Those core values are ones that Klinsmann, head coach of the U.S. men's national soccer team, figures to return to in his quest to remake the country's soccer program. In his first 10 months on the job he has already managed a rare trifecta, angering coaches, players and fans. But he also won converts when the U.S. national team reeled off five wins in a row, including a historic victory over Italy in Genoa, before losing last week to Brazil.
Now the real work begins. On Friday the U.S. plays Antigua in Tampa, Fla., followed by a June 12 match at Guatemala as it begins the third round of qualifying matches for the 2014 World Cup in Brazil.
"The mechanism of soccer is results. It's extremely important for us what happens in World Cup qualifying," Klinsmann acknowledges. "Am I able to switch gears based on the challenge? But over the long term I also want to see a development of the game … to learn how to play with the best in the world."
Helping the U.S. catch up to the rest of the world is a challenge Klinsmann has been building toward for years.
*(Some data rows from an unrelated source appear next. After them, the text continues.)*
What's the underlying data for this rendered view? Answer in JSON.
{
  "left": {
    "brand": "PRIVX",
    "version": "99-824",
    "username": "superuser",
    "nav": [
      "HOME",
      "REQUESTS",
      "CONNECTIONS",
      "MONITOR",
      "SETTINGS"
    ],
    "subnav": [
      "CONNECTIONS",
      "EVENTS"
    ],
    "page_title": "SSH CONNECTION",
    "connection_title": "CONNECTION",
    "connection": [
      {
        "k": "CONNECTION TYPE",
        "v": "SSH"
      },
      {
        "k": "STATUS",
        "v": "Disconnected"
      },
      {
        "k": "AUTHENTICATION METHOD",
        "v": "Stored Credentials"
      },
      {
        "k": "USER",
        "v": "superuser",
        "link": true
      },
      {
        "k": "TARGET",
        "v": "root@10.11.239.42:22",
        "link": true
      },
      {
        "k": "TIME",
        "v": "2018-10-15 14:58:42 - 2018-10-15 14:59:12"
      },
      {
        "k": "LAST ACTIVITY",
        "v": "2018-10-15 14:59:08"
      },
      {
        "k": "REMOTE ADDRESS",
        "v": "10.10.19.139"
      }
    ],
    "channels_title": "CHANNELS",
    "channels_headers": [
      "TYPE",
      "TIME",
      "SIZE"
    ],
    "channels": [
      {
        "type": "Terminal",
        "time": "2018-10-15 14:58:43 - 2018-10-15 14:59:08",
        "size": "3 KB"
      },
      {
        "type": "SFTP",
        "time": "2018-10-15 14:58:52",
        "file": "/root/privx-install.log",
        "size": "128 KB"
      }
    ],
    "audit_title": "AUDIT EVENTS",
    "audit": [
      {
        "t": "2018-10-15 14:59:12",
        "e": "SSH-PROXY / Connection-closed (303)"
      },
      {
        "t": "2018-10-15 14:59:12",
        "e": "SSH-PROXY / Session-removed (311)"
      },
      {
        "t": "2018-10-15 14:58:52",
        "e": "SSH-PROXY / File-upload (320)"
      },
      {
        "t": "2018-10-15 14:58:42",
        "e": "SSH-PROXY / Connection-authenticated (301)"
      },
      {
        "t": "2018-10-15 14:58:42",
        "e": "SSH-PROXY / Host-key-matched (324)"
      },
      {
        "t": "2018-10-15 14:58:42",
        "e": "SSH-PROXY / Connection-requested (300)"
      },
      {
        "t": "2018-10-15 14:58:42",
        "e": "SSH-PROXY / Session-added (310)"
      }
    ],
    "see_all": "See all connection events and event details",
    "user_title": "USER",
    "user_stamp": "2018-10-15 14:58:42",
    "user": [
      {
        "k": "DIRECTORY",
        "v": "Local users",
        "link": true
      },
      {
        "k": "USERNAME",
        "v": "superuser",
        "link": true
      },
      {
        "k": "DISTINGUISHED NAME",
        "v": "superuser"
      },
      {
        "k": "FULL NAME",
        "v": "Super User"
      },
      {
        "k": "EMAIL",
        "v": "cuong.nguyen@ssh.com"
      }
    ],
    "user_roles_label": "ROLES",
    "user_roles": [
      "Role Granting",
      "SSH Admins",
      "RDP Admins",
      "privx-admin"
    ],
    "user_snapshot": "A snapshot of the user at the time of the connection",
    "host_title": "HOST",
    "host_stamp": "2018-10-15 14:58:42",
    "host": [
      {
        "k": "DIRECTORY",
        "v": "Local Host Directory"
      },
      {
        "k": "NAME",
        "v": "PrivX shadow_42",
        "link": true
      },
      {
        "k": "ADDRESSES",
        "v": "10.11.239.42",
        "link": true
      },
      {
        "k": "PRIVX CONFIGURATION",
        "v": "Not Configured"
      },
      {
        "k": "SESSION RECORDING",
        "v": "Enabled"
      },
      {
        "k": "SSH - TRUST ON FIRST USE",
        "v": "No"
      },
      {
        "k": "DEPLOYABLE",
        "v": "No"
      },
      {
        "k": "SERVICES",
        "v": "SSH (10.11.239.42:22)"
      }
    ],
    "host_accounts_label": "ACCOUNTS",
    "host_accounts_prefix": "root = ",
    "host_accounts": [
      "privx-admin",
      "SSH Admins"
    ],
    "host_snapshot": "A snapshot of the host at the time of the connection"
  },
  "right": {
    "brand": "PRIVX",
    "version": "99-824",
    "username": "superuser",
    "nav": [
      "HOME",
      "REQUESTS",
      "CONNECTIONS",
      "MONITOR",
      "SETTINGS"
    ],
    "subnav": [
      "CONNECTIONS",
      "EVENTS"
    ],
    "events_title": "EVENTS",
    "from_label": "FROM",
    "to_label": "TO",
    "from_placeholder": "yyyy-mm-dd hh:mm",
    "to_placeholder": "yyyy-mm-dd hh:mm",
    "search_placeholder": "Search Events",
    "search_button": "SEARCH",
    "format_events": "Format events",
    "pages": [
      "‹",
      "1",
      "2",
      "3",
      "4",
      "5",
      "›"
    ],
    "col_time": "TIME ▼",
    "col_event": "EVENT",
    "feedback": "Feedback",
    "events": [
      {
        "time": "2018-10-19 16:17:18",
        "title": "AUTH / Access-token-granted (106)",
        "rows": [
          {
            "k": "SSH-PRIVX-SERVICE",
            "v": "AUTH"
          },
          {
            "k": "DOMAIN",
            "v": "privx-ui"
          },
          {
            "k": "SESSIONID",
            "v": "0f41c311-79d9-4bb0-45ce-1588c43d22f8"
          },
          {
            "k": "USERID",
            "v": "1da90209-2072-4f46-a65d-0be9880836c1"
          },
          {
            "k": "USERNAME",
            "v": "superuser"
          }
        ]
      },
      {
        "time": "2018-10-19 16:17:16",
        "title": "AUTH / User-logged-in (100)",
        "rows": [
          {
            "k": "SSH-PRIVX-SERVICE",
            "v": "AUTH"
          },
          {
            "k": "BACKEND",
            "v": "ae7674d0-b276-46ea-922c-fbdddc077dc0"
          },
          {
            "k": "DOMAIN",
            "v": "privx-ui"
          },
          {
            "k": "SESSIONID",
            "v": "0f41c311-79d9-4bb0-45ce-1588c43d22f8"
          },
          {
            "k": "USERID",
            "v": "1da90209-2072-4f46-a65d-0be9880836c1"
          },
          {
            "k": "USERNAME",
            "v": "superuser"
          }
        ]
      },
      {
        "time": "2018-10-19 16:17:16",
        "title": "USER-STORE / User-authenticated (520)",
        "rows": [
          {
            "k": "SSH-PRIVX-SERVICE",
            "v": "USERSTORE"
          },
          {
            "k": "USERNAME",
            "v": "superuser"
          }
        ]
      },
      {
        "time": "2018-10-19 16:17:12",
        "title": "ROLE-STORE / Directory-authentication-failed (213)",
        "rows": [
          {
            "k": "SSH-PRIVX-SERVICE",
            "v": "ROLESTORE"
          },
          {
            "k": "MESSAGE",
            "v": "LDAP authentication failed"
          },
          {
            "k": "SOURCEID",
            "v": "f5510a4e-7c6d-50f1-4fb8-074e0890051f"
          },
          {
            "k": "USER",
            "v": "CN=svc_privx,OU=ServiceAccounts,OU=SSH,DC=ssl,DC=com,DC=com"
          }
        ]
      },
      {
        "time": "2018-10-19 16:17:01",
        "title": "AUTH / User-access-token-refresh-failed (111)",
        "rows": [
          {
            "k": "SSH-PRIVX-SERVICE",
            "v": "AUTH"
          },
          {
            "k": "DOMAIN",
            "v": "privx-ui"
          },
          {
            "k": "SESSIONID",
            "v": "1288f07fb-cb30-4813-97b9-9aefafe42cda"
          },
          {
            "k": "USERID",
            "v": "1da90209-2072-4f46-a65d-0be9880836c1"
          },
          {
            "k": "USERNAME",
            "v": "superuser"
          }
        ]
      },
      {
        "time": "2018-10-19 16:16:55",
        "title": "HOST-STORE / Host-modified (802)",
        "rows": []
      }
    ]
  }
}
One of the world's premier strikers during a 17-year career, Klinsmann played in four countries — and made a point of immersing himself in the local lifestyle at each stop.
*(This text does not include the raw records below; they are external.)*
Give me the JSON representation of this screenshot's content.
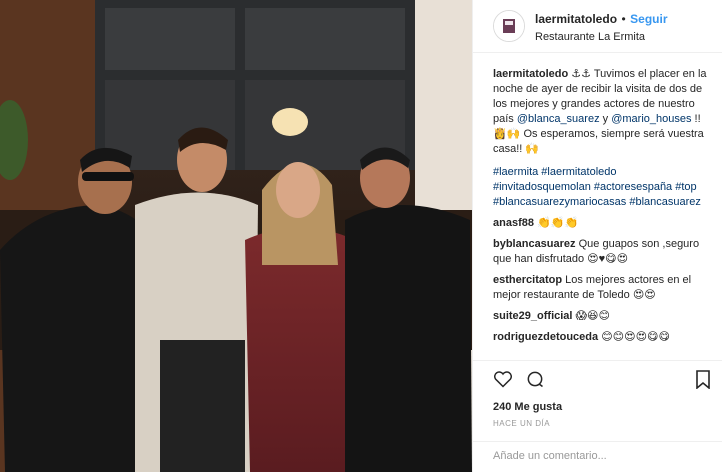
{
  "header": {
    "username": "laermitatoledo",
    "separator": "•",
    "follow_label": "Seguir",
    "location": "Restaurante La Ermita"
  },
  "caption": {
    "username": "laermitatoledo",
    "text_1": "⚓⚓ Tuvimos el placer en la noche de ayer de recibir la visita de dos de los mejores y grandes actores de nuestro país",
    "mention_1": "@blanca_suarez",
    "text_2": "y",
    "mention_2": "@mario_houses",
    "text_3": "!! 👸🙌 Os esperamos, siempre será vuestra casa!! 🙌",
    "hashtags_1": "#laermita #laermitatoledo #invitadosquemolan #actoresespaña #top #blancasuarezymariocasas #blancasuarez"
  },
  "comments": [
    {
      "user": "anasf88",
      "text": "👏👏👏"
    },
    {
      "user": "byblancasuarez",
      "text": "Que guapos son ,seguro que han disfrutado 😍♥😋😍"
    },
    {
      "user": "esthercitatop",
      "text": "Los mejores actores en el mejor restaurante de Toledo 😍😍"
    },
    {
      "user": "suite29_official",
      "text": "😱😆😊"
    },
    {
      "user": "rodriguezdetouceda",
      "text": "😊😊😍😍😋😋"
    }
  ],
  "actions": {
    "likes": "240 Me gusta",
    "time": "Hace un día",
    "add_comment_placeholder": "Añade un comentario..."
  },
  "icons": [
    "heart-icon",
    "comment-icon",
    "bookmark-icon"
  ],
  "colors": {
    "link": "#003569",
    "follow": "#3897f0",
    "text": "#262626",
    "muted": "#999999",
    "border": "#efefef"
  }
}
"I was almost fanatic about language and culture," says Klinsmann, who speaks five languages. "It changed my life. How I look at people changed completely from how I looked at people when I grew up in Germany. You learn to take people the way they are and not the way you want them to be."
That cosmopolitan viewpoint has proven invaluable to Klinsmann. He has became a student of coaches, learning soccer from the likes of Arsene Wenger (longtime Arsenal coach), Giovanni Trappatoni (former Italy coach) and Cesar Luis Menotti (ex-Argentina coach) and, since moving to the U.S. in 1998, debating philosophies with former USC football coach Pete Carroll, former Lakers coach Phil Jackson and Duke basketball Coach Mike Krzyzewski.
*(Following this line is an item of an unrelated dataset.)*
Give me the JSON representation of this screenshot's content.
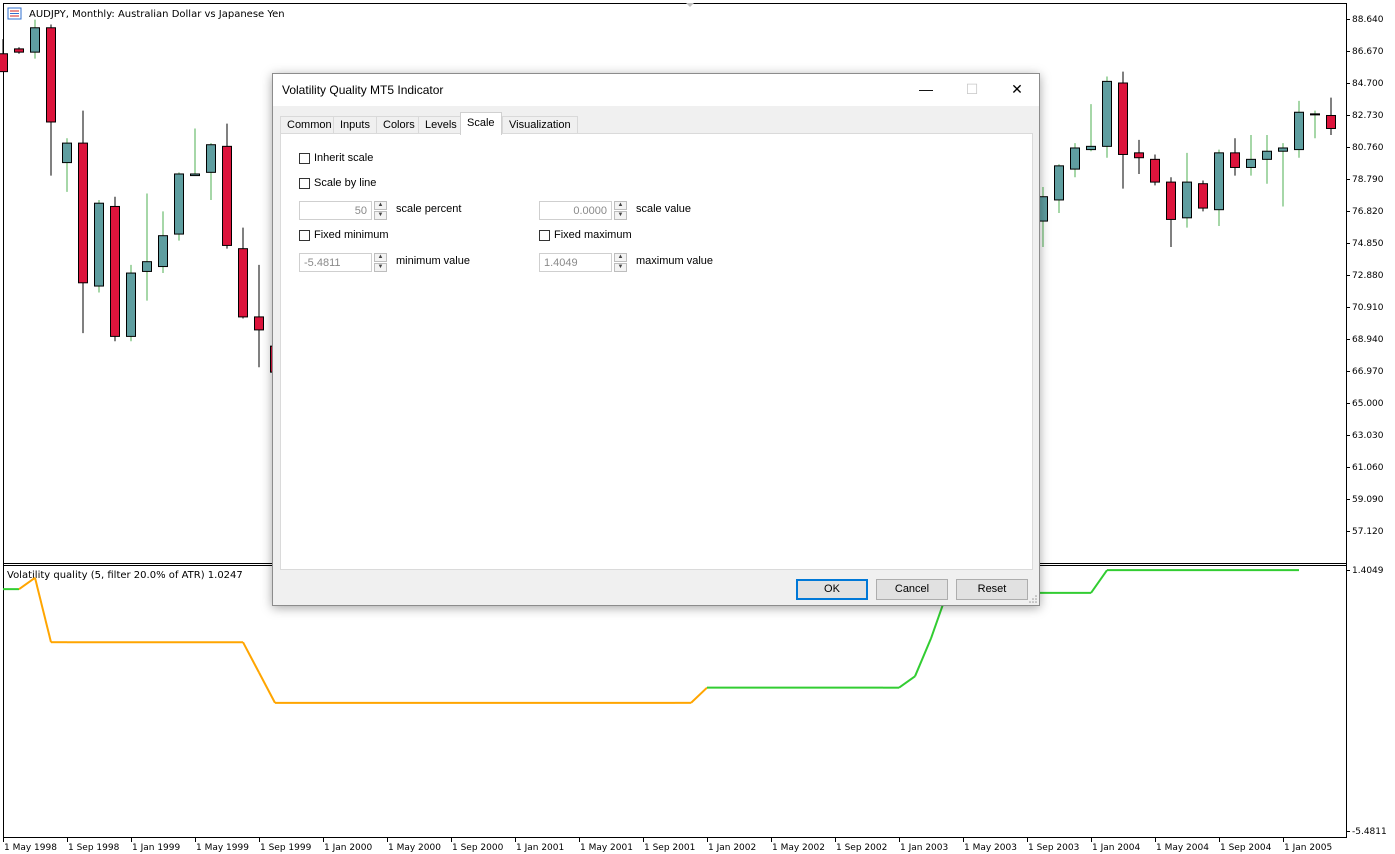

Klinsmann recently took that curiosity to Brazil, where he attended an international coaching clinic.
"I need to figure out how they think," says Klinsmann, who turns 48 next month. "That's my competition in the World Cup. I need to figure out how does Brazil function. How does Spain function? How does Italy do it? How can I make a difference with my guys?
"So I have to find great resources here in this country, but I also have to find great resources around the world because it's a global game."
That's a theme Klinsmann comes back to frequently. While the U.S. celebrates diversity in many aspects of daily life, it has long been provincial and isolationist when it comes to the national soccer team. And that, Klinsmann says, has kept the U.S. from closing the considerable gap separating it from world powers such as Spain, Brazil, Argentina and Germany.
"Klinsmann understands when we've tried to Americanize our game, we're on the wrong schedule," says Eric Wynalda, a former U.S. national team striker and the first American to play in Germany's Bundesliga. Major League Soccer starts their "games in March and then we question ourselves. Why did our Olympic team not qualify? Because our guys have been practicing for months. Their guys have been playing games."
More important than changing the calendar of U.S. soccer, though, is changing both the playing style and mentality of the players.
Under Bob Bradley, who had the second-highest winning percentage of any U.S. coach in history, the Americans played a reactive, counter-attacking game — one Klinsmann has dumped in favor of a dynamic, aggressive approach. He has also introduced exhausting European-style training camps and has filled his roster with American players from German, English, Italian and Mexican clubs.
From that collision of competing styles a uniquely American method will emerge, Klinsmann believes.